Friday Oct 25, 2013
As there was no need for 2 vets on this Friday evening, I asked Dr Daniel to brief his client about the treatment and medication and to go home early at around 7.15 pm. We close at 8 pm. One of his clients came in a white Mercedes at around 7.45 pm to pick up his Jack Russell that had dental scaling.
I thought it was an ordinary case of dental scaling. He pointed to an open wound of around 8 mm x68 mm on the right lower jaw below the right lower premolar tooth.
"I was so happy when I saw similar cases of fistulas in your website," he pointed to this sore. "Now I know that my Jack Russell has a fistula".
"Why do you say that?" I doubted he knows what a fistula is but many Singapore dog owners are much more knowledgeable and informed nowadays.
"This wound has pus. It takes a long time to heal. It disappears and then appears. I have 6 Jack Russells and only this one has the problem. Sometimes the wound appears on the left side and also in the back side."
"Are you sure it is not due to a dog bite or self-inflicted scratching from the paws?"
"No, I am sure of that. My two female Jack Russells do fight with each other. Over him, I suppose."
"Do you have a video camera switched on 24 hours to monitor them since you are frequently overseas on business?"
"I am sure the sore is a fistula, as in your cases. I have consulted two other vets in the past 4 years but the sores below the side come back now and then. Now, it is the right side. It is a fistula!"
"What did the other vets recommend?" I asked.
"They said nothing is wrong and prescribe some mouth wash. But it is a fistula!"
I was skeptical.
But vet medicine is full of surprises. An oro-chin fistula is possible in theory.
"I have not seen fisulas on the lower jaw," I replied. "Almost 100% are from the upper jaw below the eye! They are oro-nasal fistulas. But it is possible."
I asked if the dog bites and since he appeared docile, I opened the mouth to examine the white teeth scaled by Dr Daniel in the afternoon. The teeth were sound in this 6-year-old dog. Except for 4 canine teeth which had decayed brown as their sharp tips had been cut off by somebody to prevent this Jack Russell from inflicting deep bite wounds on family members. This was done some 5 years ago.
Decay had set inside the four canine teeth. The lower right had a cracked side of 3 mm x 2 mm brown exposed dentine.
It is just possible that the infection had gone inside the pulp cavity of the lower canines and into the side of the gums. I asked my assistant Naing to flash his phone light onto the right lower gum. There was a small hole with blood. This hole was 3 mm x 2 mm and was bleeding.
"Check the other left lower gum as well," I said to Naing. "This is for comparison."

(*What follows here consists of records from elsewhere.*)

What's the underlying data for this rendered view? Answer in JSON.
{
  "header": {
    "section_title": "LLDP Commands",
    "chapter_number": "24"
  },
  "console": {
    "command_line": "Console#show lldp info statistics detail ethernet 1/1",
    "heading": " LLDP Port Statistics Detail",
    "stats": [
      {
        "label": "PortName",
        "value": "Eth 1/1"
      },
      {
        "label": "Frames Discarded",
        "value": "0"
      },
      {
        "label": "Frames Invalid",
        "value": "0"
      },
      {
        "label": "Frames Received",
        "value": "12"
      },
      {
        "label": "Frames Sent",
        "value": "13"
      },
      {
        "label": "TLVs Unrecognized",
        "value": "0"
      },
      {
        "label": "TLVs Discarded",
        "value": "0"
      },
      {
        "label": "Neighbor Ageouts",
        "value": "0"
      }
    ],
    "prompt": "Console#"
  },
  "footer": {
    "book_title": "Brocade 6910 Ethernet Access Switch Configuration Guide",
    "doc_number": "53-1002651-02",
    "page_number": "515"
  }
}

There was also a much smaller hole also below the first lower premolar. So, it is possible that infection had gone into the roots and seeped out through the gums laterally.
The owner would return 10 days later and get X-rays done. He was a busy man in his 50s but he loves the dog very much and is confidently sure he has a fistula! An oro-chin fistula due to decay in the fractured canine. Their pulp cavity in the long root became infected and the bacterial infection seeped downwards to the tip of the roots over the last 4 years. The infection leaked out from the long root and into the skin causing open sores with pus.
It is a hypothesis. The treatment is to extract the whole planed canine teeth of the left and right and there should be no oro-chin fistulas. Does it sound logical to readers? .